**Task description**
A word-for-word copy of the entries, with the images left out, is what you should write.

BEGIN Data

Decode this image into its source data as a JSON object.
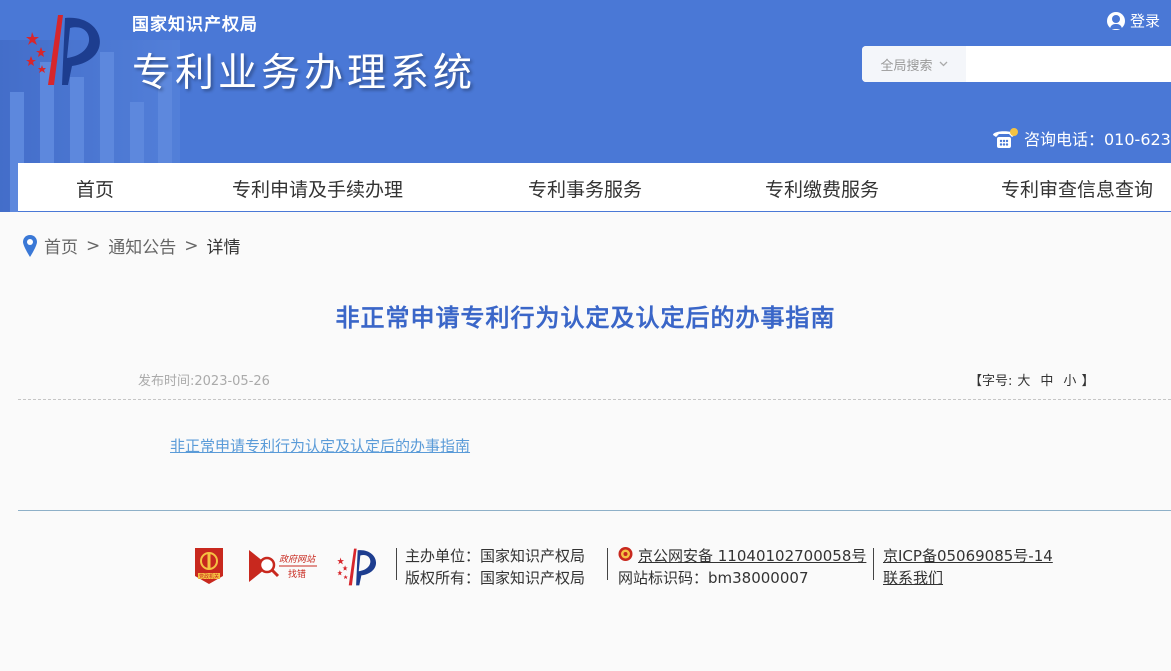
{
  "header": {
    "org_name": "国家知识产权局",
    "system_name": "专利业务办理系统",
    "login_label": "登录",
    "search": {
      "scope_label": "全局搜索",
      "placeholder": ""
    },
    "phone_label": "咨询电话：010-623"
  },
  "nav": {
    "items": [
      {
        "label": "首页"
      },
      {
        "label": "专利申请及手续办理"
      },
      {
        "label": "专利事务服务"
      },
      {
        "label": "专利缴费服务"
      },
      {
        "label": "专利审查信息查询"
      }
    ]
  },
  "breadcrumb": {
    "home": "首页",
    "section": "通知公告",
    "current": "详情",
    "separator": ">"
  },
  "article": {
    "title": "非正常申请专利行为认定及认定后的办事指南",
    "publish_time": "发布时间:2023-05-26",
    "font_size": {
      "prefix": "【字号:",
      "large": "大",
      "medium": "中",
      "small": "小",
      "suffix": "】"
    },
    "attachment_link": "非正常申请专利行为认定及认定后的办事指南"
  },
  "footer": {
    "badge_party": "党政机关",
    "badge_error_top": "政府网站",
    "badge_error_bottom": "找错",
    "sponsor": "主办单位：国家知识产权局",
    "copyright": "版权所有：国家知识产权局",
    "police_record": "京公网安备 11040102700058号",
    "site_code": "网站标识码：bm38000007",
    "icp": "京ICP备05069085号-14",
    "contact": "联系我们"
  },
  "colors": {
    "header_blue": "#4a78d6",
    "title_blue": "#3a66c8",
    "link_blue": "#5a9bd8"
  }
}
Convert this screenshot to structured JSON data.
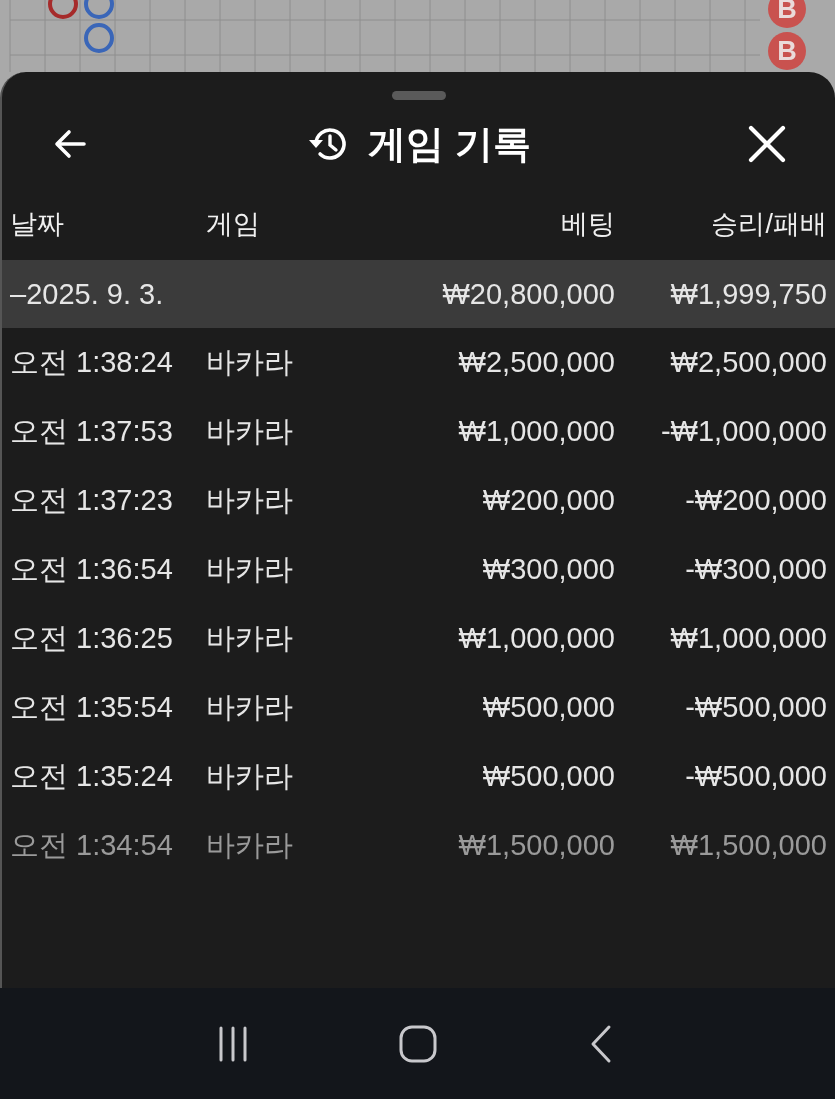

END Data

**Task answer**
Decode this image into its source data as a JSON object.
{
  "header": {
    "org_name": "国家知识产权局",
    "system_name": "专利业务办理系统",
    "login_label": "登录",
    "search": {
      "scope_label": "全局搜索",
      "placeholder": ""
    },
    "phone_label": "咨询电话：010-623"
  },
  "nav": {
    "items": [
      {
        "label": "首页"
      },
      {
        "label": "专利申请及手续办理"
      },
      {
        "label": "专利事务服务"
      },
      {
        "label": "专利缴费服务"
      },
      {
        "label": "专利审查信息查询"
      }
    ]
  },
  "breadcrumb": {
    "home": "首页",
    "section": "通知公告",
    "current": "详情",
    "separator": ">"
  },
  "article": {
    "title": "非正常申请专利行为认定及认定后的办事指南",
    "publish_time": "发布时间:2023-05-26",
    "font_size": {
      "prefix": "【字号:",
      "large": "大",
      "medium": "中",
      "small": "小",
      "suffix": "】"
    },
    "attachment_link": "非正常申请专利行为认定及认定后的办事指南"
  },
  "footer": {
    "badge_party": "党政机关",
    "badge_error_top": "政府网站",
    "badge_error_bottom": "找错",
    "sponsor": "主办单位：国家知识产权局",
    "copyright": "版权所有：国家知识产权局",
    "police_record": "京公网安备 11040102700058号",
    "site_code": "网站标识码：bm38000007",
    "icp": "京ICP备05069085号-14",
    "contact": "联系我们"
  },
  "colors": {
    "header_blue": "#4a78d6",
    "title_blue": "#3a66c8",
    "link_blue": "#5a9bd8"
  }
}
Convert this screenshot to structured JSON data.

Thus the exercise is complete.